So today, Rosie is 13.

THIRTEEN!!

Yes, she’s slower than she was.
And definitely more bad tempered.
But overall, she’s in pretty awesome nick for someone who was once a Singaporean street cat.

Of course, part of this wellbeing is she got the best adoption ever.

Her life, since that day we got her back in 2007 has all been first class.

Not just in terms of the life she has gets to enjoy – which has seen us do all manner of things, from building her penthouses for the home to importing her favourite snacks – but also in the fact that she has lived in 5 countries and has entered each one in pampered luxury.

Hell, I even did freelance jobs just to ensure she moved to countries in more style than any other pet could dream of.

And you know what? I don’t begrudge a second of it.

Since the moment we got her, she’s given us nothing but joy.

OK, there have been a few headaches …

When she almost strangled herself to death with an elastic toy.

When she was so dehydrated they thought she might die.

When I turned down an amazing job in New Zealand because immigration wouldn’t let us bring her due to being based in China.

And when she broke my lamp and my X-Box all at the same time and I wanted to kill her.

But overall, she has been nothing but an absolute joy … which is pretty amazing when you remember she’s a cat.
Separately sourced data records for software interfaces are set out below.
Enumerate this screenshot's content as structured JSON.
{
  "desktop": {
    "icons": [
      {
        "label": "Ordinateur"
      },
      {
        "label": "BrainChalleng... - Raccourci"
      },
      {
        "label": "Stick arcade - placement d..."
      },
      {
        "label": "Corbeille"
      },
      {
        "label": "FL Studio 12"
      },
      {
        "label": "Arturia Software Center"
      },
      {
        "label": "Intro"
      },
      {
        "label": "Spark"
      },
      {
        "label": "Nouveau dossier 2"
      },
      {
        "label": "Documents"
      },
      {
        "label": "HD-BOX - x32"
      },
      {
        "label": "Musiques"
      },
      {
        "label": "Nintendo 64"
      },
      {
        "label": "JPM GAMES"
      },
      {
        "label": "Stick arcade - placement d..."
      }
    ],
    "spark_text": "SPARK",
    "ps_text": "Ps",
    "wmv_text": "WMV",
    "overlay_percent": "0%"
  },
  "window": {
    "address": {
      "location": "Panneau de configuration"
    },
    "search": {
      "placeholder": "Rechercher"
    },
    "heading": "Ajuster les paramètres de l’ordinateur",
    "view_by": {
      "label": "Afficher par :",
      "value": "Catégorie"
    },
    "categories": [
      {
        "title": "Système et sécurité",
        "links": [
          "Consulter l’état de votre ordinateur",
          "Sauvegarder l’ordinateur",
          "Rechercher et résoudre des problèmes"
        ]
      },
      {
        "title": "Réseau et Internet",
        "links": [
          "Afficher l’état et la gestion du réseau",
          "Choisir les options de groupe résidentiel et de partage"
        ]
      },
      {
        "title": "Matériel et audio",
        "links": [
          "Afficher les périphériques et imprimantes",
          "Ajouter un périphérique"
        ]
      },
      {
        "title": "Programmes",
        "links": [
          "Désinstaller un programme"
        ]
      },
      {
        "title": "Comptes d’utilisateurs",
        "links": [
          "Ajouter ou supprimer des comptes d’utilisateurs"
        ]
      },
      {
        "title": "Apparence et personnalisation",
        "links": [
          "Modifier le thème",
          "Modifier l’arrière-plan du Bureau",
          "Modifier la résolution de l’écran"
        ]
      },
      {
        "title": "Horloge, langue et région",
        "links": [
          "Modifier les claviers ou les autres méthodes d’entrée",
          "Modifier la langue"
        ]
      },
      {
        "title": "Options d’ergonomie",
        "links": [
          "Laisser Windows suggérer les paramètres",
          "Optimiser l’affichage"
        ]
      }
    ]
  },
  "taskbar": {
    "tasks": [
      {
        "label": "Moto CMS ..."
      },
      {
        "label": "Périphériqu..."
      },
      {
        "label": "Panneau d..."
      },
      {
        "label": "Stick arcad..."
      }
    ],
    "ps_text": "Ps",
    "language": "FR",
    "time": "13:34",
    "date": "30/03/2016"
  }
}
Let’s be honest, cats are assholes.

They are the masters of manipulation.

They can become the cuddliest bundle of fluff when they want something and can be the coldest fuck when they don’t.

And yet you come back for more because you want their acknowledgement … which only encourages them more.

Which is why they end up thinking they can sit wherever they want because they think everywhere is theirs.

They’re not our pets, we’re there’s … and I hope we have many more years of being her servant because while many may regard her as an animal, I see her as family.

So happy, happy birthday my dearest Rosie … and to sign off I thought I’d show you a video I made when I was running The Kennedys.

I had given everyone an assignment to ‘make a video on their smartphones about a family member and their dirty little secret’.

I could have done one about Jill.

I could have done one about Otis … even if he was months old.

But no, I did it about you. THAT’S how much I love you.